First, permission must be granted by the Qikiqtaaluk Wildlife Board and then a licence would have to be obtained from the Department of Fisheries and Oceans.
As well, Nunavut Tunngavik Incorporated would arrange to send a trainer to demonstrate how to properly operate an explosive harpoon gun, said Abe Qammaniq, a member of Sanirajak’s bowhead committee.
“We’re basically planning as if we’re going to go through with the hunt, hoping as soon as possible – the early part of summer in July,” said Qammaniq.
Bowheads are a common spotted from the shore in Sanirajak. The massive whales – weighing up to 100 tons (approximately 91,000 kg) and stretching 15 to 18 metres in length – come up through the Foxe Basin and then, as the ice clears, they make their way into Fury and Hecla Strait, according to Qammaniq.

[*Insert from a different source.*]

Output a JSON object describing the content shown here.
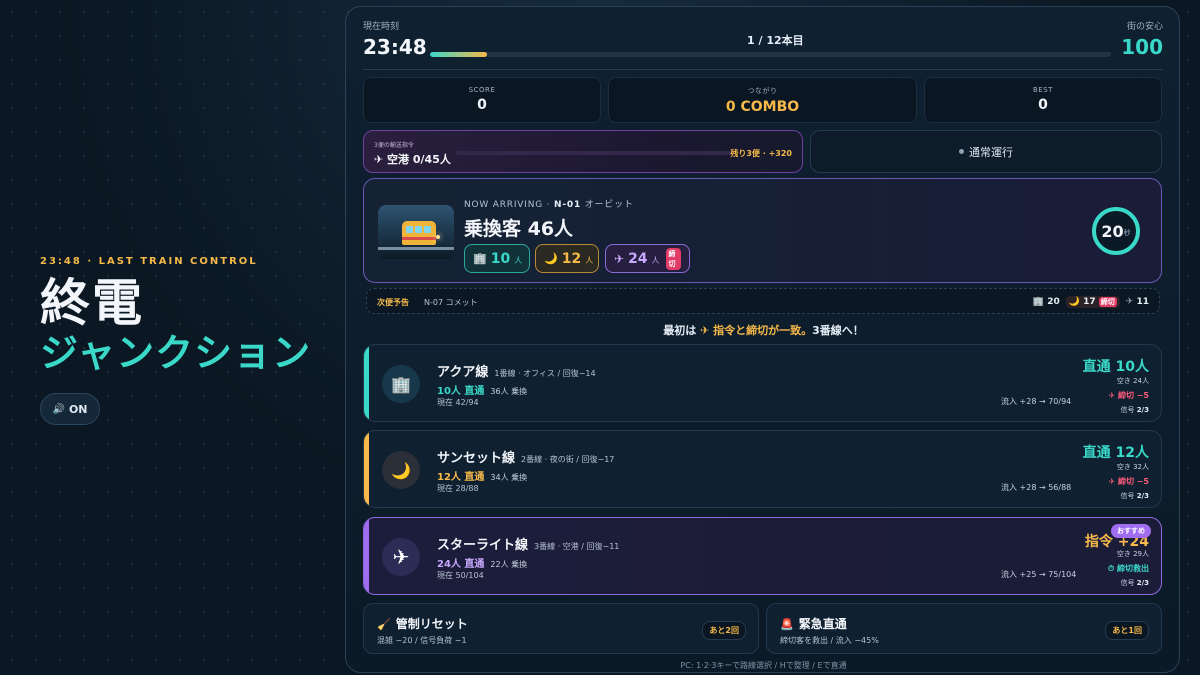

“They go just past that and that’s where they eat in the summertime,” he said. “We do have many sightings every year within this area… they give us a show once in a while, too.”
Pods often comprise 10 to 20 whales, he added.
It’s anticipated that four hunting boats and two safety vessels will participate in the harvest.
Even if regulators give the green light, there’s no guarantee that the mission will be a success. Bowhead hunters came home without their prey a couple of years ago, but landed a whale in 2017, Qammaniq noted.
“We’ve still got the skull down the coast,” he said.
The bowhead blubber – muktuk – is not a regular part of the local diet but more of a “delicacy,” said Qammaniq. Some eat it raw while others boil it.
However, it takes much of the community to butcher and distribute the copious blubber that comes from the carcass of the enormous mammal.
In neighbouring Iglulik, to the south, a hunters brought home a bowhead in August 2019 as did Kivalliq hunters in Naujaat last August.